WORK TASK:
Needed from the entries below: every line that holds the word "Project".

*** Opening SOURCE DATA ***

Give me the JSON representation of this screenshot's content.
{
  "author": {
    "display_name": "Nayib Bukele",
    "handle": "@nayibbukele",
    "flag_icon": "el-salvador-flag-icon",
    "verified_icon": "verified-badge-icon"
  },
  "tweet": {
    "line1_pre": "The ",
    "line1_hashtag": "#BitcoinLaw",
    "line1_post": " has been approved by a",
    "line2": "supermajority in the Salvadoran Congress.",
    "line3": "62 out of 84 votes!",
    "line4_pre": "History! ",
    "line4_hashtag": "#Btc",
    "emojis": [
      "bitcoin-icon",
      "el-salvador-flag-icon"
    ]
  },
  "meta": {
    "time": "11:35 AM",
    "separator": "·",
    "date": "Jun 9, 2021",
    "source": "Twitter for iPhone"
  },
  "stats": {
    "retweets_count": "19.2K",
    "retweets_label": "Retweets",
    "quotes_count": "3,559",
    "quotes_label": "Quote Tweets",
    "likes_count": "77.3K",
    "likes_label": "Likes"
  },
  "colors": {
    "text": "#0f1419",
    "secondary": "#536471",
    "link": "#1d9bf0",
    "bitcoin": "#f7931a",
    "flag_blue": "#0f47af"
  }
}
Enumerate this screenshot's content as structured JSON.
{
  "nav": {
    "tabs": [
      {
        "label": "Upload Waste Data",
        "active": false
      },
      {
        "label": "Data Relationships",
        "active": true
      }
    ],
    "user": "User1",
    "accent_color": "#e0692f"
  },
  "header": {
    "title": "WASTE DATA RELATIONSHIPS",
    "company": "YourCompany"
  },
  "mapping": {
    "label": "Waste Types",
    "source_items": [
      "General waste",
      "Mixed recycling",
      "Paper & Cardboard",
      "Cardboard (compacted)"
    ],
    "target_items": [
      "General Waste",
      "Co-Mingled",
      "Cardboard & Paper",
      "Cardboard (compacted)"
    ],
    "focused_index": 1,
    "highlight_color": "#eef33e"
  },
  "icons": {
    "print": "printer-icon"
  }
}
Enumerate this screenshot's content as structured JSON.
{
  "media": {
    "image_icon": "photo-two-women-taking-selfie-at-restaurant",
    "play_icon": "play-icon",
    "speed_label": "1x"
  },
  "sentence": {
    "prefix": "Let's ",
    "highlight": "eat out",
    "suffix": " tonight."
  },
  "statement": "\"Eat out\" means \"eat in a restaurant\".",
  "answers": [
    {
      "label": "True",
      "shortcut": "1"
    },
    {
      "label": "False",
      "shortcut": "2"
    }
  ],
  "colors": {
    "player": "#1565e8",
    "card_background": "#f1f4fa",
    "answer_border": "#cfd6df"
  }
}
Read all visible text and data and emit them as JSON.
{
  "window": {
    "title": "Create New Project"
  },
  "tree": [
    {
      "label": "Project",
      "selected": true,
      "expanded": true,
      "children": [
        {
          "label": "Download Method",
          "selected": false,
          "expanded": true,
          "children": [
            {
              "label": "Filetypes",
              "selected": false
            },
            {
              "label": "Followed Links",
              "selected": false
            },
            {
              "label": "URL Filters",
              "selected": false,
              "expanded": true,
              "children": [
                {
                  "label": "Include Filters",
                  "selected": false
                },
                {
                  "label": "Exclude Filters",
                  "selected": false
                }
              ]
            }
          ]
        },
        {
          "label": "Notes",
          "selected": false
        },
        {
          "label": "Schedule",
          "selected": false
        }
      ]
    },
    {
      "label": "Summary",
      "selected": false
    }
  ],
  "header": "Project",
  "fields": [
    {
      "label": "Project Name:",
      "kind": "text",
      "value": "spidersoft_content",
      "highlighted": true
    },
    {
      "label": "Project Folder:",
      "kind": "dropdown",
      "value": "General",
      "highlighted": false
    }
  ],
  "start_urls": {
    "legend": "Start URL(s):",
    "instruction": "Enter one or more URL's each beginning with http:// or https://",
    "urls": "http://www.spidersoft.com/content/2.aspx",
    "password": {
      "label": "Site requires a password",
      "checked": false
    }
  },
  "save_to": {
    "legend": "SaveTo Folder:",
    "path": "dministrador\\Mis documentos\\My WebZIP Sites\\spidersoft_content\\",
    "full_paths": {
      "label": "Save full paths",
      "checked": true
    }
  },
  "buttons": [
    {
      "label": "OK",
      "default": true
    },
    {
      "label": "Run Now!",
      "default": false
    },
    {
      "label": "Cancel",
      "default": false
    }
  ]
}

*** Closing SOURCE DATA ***

EXERCISE RESPONSE:
    "title": "Create New Project"
      "label": "Project",
  "header": "Project",
      "label": "Project Name:",
      "label": "Project Folder:",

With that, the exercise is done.